Saturday, Sept. 28, marks our nation’s 47th annual National Hunting and Fishing Day. Formalized by Congress in 1971 and signed as an official presidential proclamation by President Richard Nixon in 1972, National Hunting and Fishing Day is a great opportunity to come together and recognize the historical and ongoing contributions of the original conservationists—hunters and anglers.
As co-chairs of the Idaho Legislative Sportsmen’s Caucus and as a member of the 49-state National Assembly of Sportsmen’s Caucuses, we and fellow caucus Co-Chair Sen. Michelle Stennett are proud to take time to celebrate the time-honored traditions of hunting and angling. On this day, we ask our fellow Idahoans to join us in recognizing the tremendous dedication that our state’s sportsmen and women bring to the conservation of our natural resources.
Idaho’s hunters and anglers are the primary source of conservation funding for the Gem State. Through the purchase of licenses, tags and permits, and by paying self-imposed excise taxes on firearms, ammunition, archery equipment, fishing tackle, motorboat fuel and other equipment, hunters and anglers drive conservation funding in Idaho and the United States, through the American System of Conservation Funding, a unique “user pays-public benefits” program.

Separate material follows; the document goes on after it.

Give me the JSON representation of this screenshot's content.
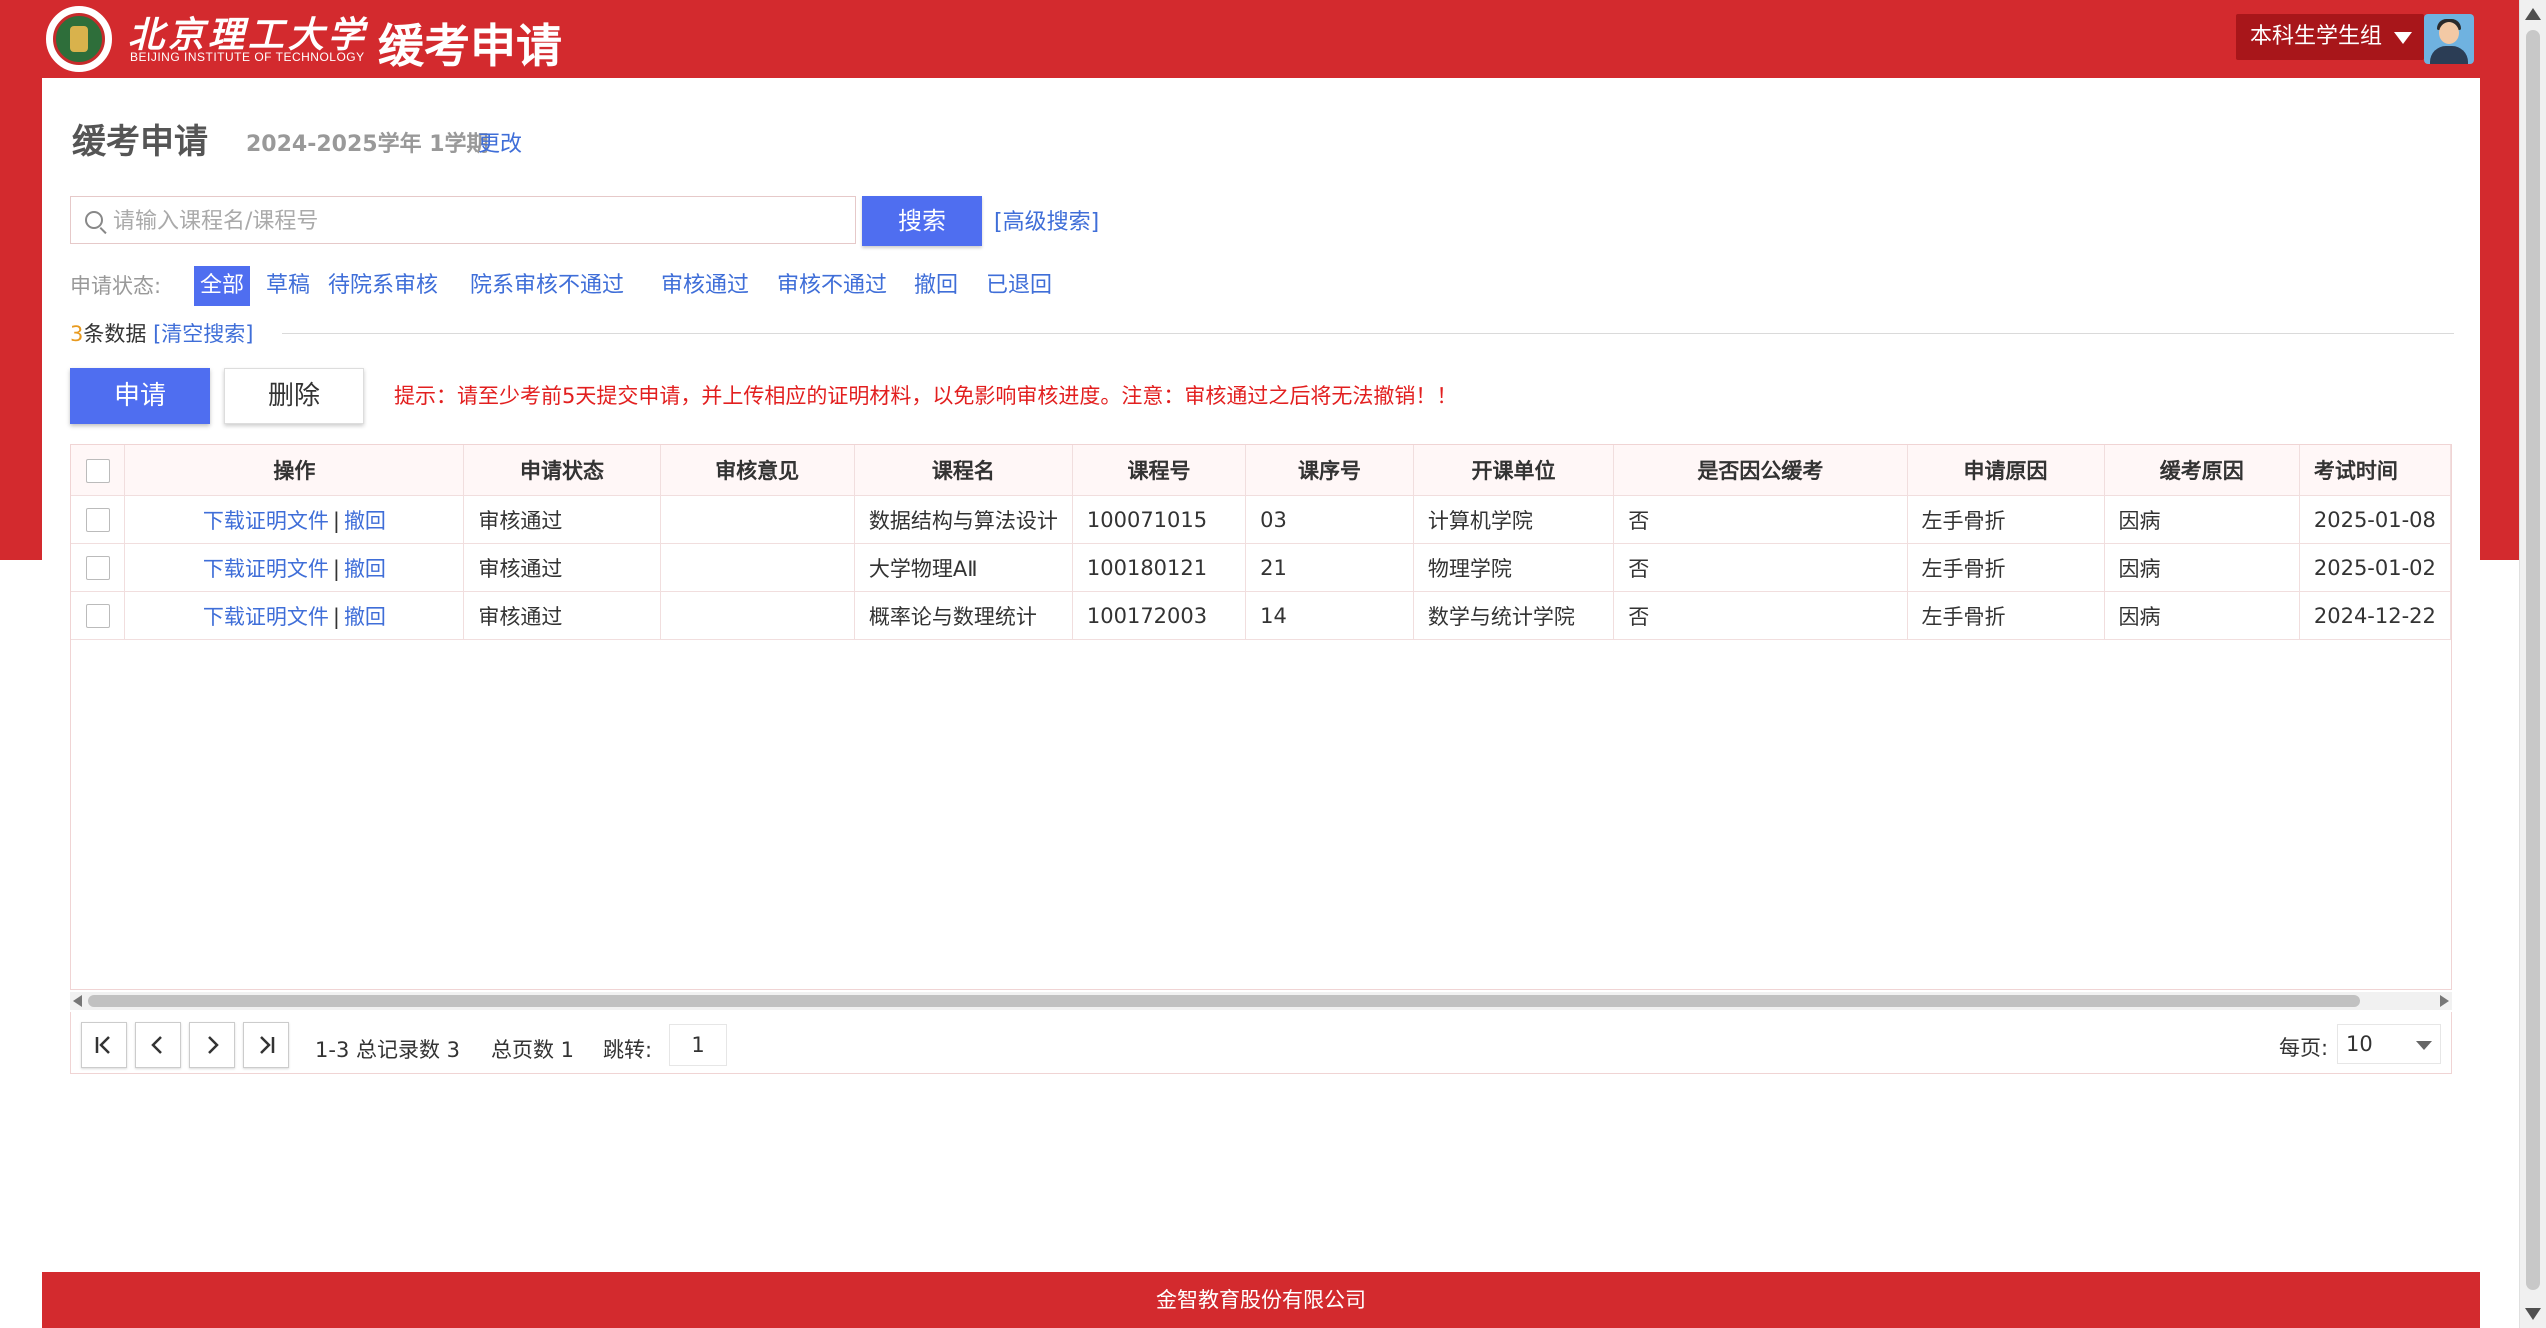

Last year alone, contributions through the American System of Conservation Funding generated $21.85 million, while hunting and fishing licenses brought an additional $38 million to fund state conservation efforts through the Idaho Department of Fish and Game. All Idahoans benefit from these funds through improved access to public lands, public shooting ranges, habitat restoration, fish and wildlife research and management, hunter education, fishing and boating access and many other Fish and Game projects funded through this program.
Additionally, through the accomplishments of the Department of Fish and Game, Idaho is proud to have elevated its efforts in providing a variety of access opportunities. Included in this is the expansion of Idaho’s traditional Access Yes! program, adding nearly 50,000 additional acres of access to private land or access through private land to public lands beyond. The department also signed an agreement with the Idaho Department of Lands to ensure continued access to 2.3 million acres of state endowment lands. To top things off, Fish and Game negotiated agreements with corporate timberland partners, including PotlatchDeltic, Stimson Lumber Co. and others, to provide access to more than 900,000 acres of private land.

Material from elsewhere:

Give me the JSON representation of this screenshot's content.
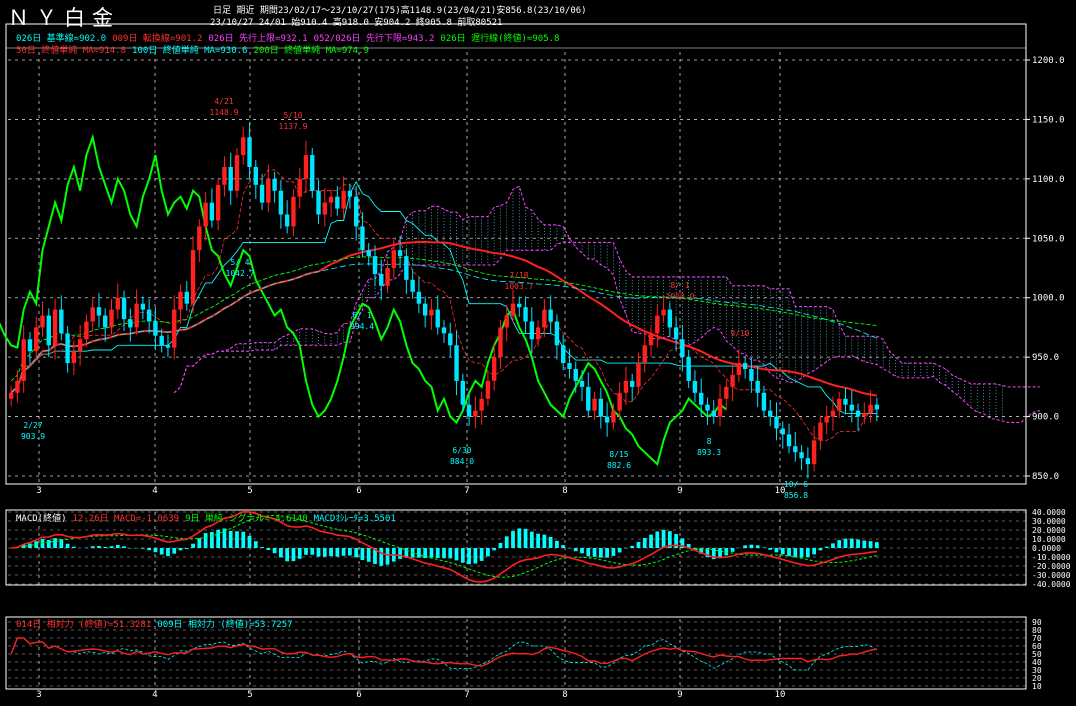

Hunting and angling are also a significant economic driver for our state. Idaho’s sportsmen and women spend more than $1.02 billion per year on their outdoor pursuits, supporting 15,261 jobs in the state and contributing $202 million in state and local taxes. The Idaho Legislative Sportsmen’s Caucus has supported these goals through a policy that encourages the allowance of public access on private lands by limiting the liability of landowners who make their land and water areas available to the public without charge, and by supporting the appropriation of an additional $1,825,100 to the Fisheries Program, Idaho Department of Fish and Game, for habitat improvement projects.
Hunting and fishing produce countless benefits for our state’s conservation funding and economy; therefore, it is important that Idaho’s sportsmen and women invest time and effort to encourage future participation in these time-honored traditions. Our hunting and angling heritage should not be taken for granted, and getting the next generation of Idaho’s sportsmen and women involved in the outdoors will help ensure the conservation of our abundant natural resources for the future.
More information on National Hunting and Fishing Day is available at NHFDay.org or on the Congressional Sportsmen’s Foundation website at congressionalsportsmen.org/policies/state/national-hunting-and-fishing-day.
Rep. Sally Toone, D-Gooding, represents District 26 and Sen. Lee Heider, R-Twin Falls, represents District 24 in the Legislature.